On the face of it, encouraging children to learn Latin doesn’t seem like the solution to our current skills crisis. Why waste valuable curriculum time on a dead language when children could be learning one that’s actually spoken? The prominence of Latin in public schools is a manifestation of the gentleman amateur tradition whereby esoteric subjects are preferred to anything that’s of any practical use. Surely, that’s one of the causes of the crisis in the first place?
But dig a little deeper and you’ll find plenty of evidence that this particular dead language is precisely what today’s young people need if they’re going to excel in the contemporary world.
Let’s start with Latin’s reputation as an elitist subject. While it’s true that 70 percent of independent schools offer Latin compared with only 16 per cent of state schools, that’s hardly a reason not to teach it more widely. According to the OECD, our private schools are the best in the world, whereas our state schools are ranked on average 23rd.
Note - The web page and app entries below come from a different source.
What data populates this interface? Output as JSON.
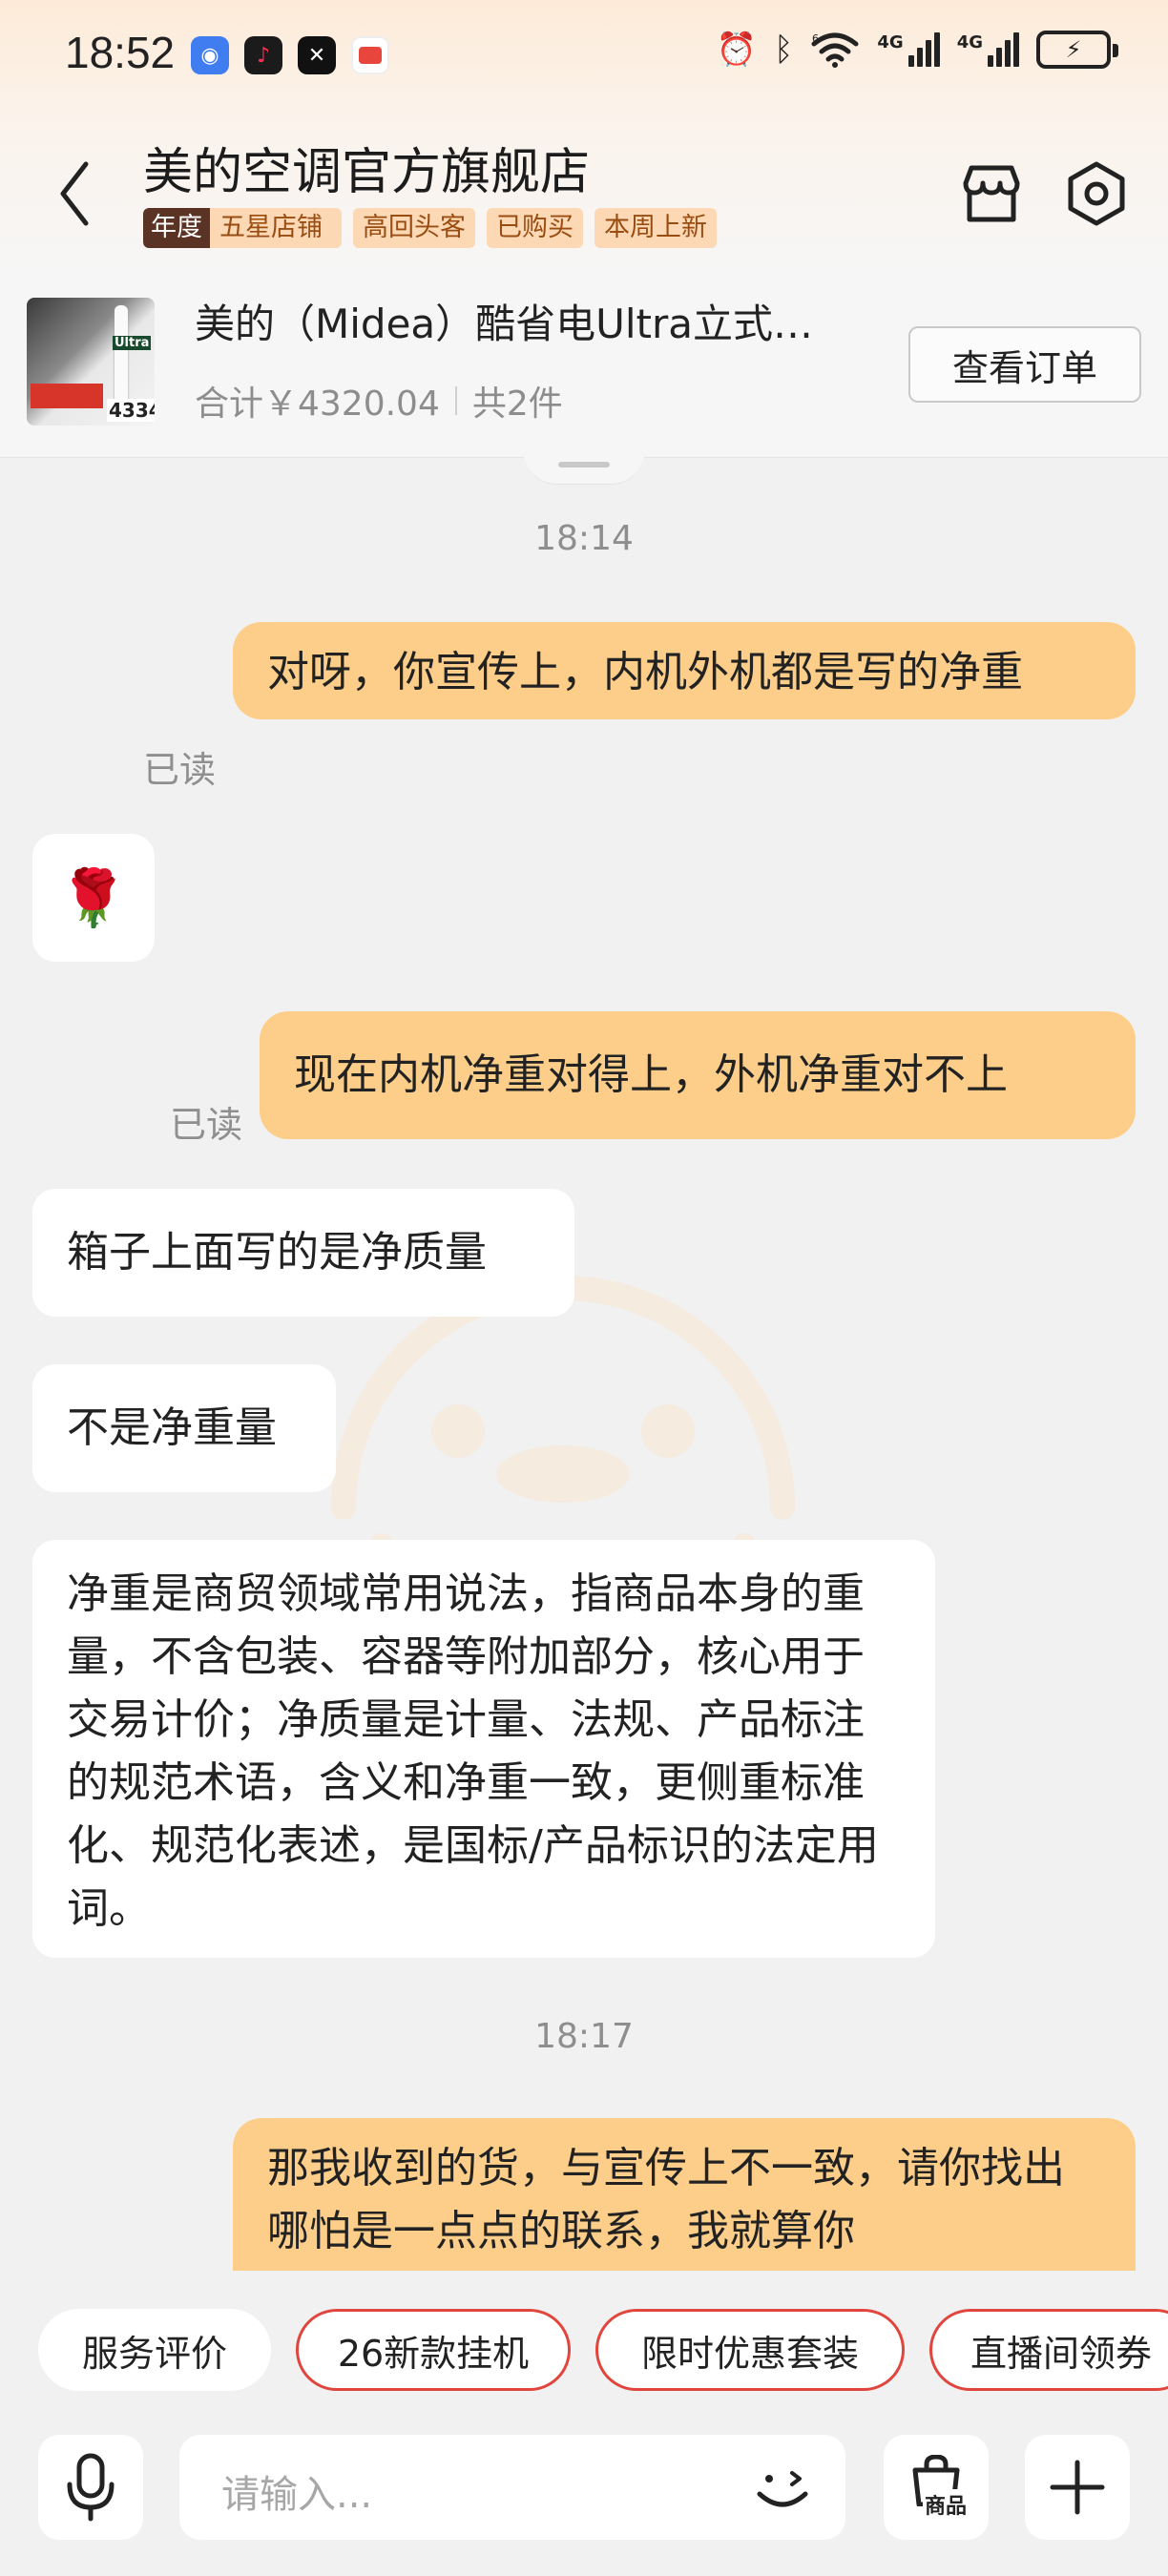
{
  "status_bar": {
    "time": "18:52",
    "apps": [
      {
        "icon": "blue-app-icon",
        "color": "#3f7df0",
        "glyph": "◉"
      },
      {
        "icon": "tiktok-icon",
        "color": "#1b1b1b",
        "glyph": "♪"
      },
      {
        "icon": "capcut-icon",
        "color": "#111111",
        "glyph": "✕"
      },
      {
        "icon": "red-app-icon",
        "color": "#e8453c",
        "glyph": "▬"
      }
    ],
    "network_label_1": "4G",
    "network_label_2": "4G",
    "wifi_label": "6"
  },
  "header": {
    "shop_name": "美的空调官方旗舰店",
    "tags": {
      "year_badge": "年度",
      "five_star": "五星店铺",
      "repeat": "高回头客",
      "bought": "已购买",
      "new_week": "本周上新"
    }
  },
  "order": {
    "product_title": "美的（Midea）酷省电Ultra立式…",
    "total": "合计￥4320.04",
    "count": "共2件",
    "view_order_label": "查看订单",
    "thumb_price": "4334",
    "thumb_badge": "Ultra"
  },
  "chat": {
    "time_1": "18:14",
    "msg_1": "对呀，你宣传上，内机外机都是写的净重",
    "read_1": "已读",
    "msg_2_emoji": "🌹",
    "msg_3": "现在内机净重对得上，外机净重对不上",
    "read_2": "已读",
    "msg_4": "箱子上面写的是净质量",
    "msg_5": "不是净重量",
    "msg_6": "净重是商贸领域常用说法，指商品本身的重量，不含包装、容器等附加部分，核心用于交易计价；净质量是计量、法规、产品标注的规范术语，含义和净重一致，更侧重标准化、规范化表述，是国标/产品标识的法定用词。",
    "time_2": "18:17",
    "msg_7": "那我收到的货，与宣传上不一致，请你找出哪怕是一点点的联系，我就算你"
  },
  "quick_chips": {
    "service_review": "服务评价",
    "new_hanging": "26新款挂机",
    "limited_bundle": "限时优惠套装",
    "live_coupon": "直播间领券"
  },
  "input": {
    "placeholder": "请输入...",
    "goods_label": "商品"
  },
  "colors": {
    "outgoing_bubble": "#fcce8a",
    "incoming_bubble": "#ffffff",
    "chip_border_red": "#e0463e",
    "tag_bg": "#fcd9b4",
    "tag_text": "#9a4d12"
  }
}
No doubt part of this attainment gap is attributable to the fact that the average private school child has advantages that the average state school child does not. But it may also be due to the differences in the curriculums th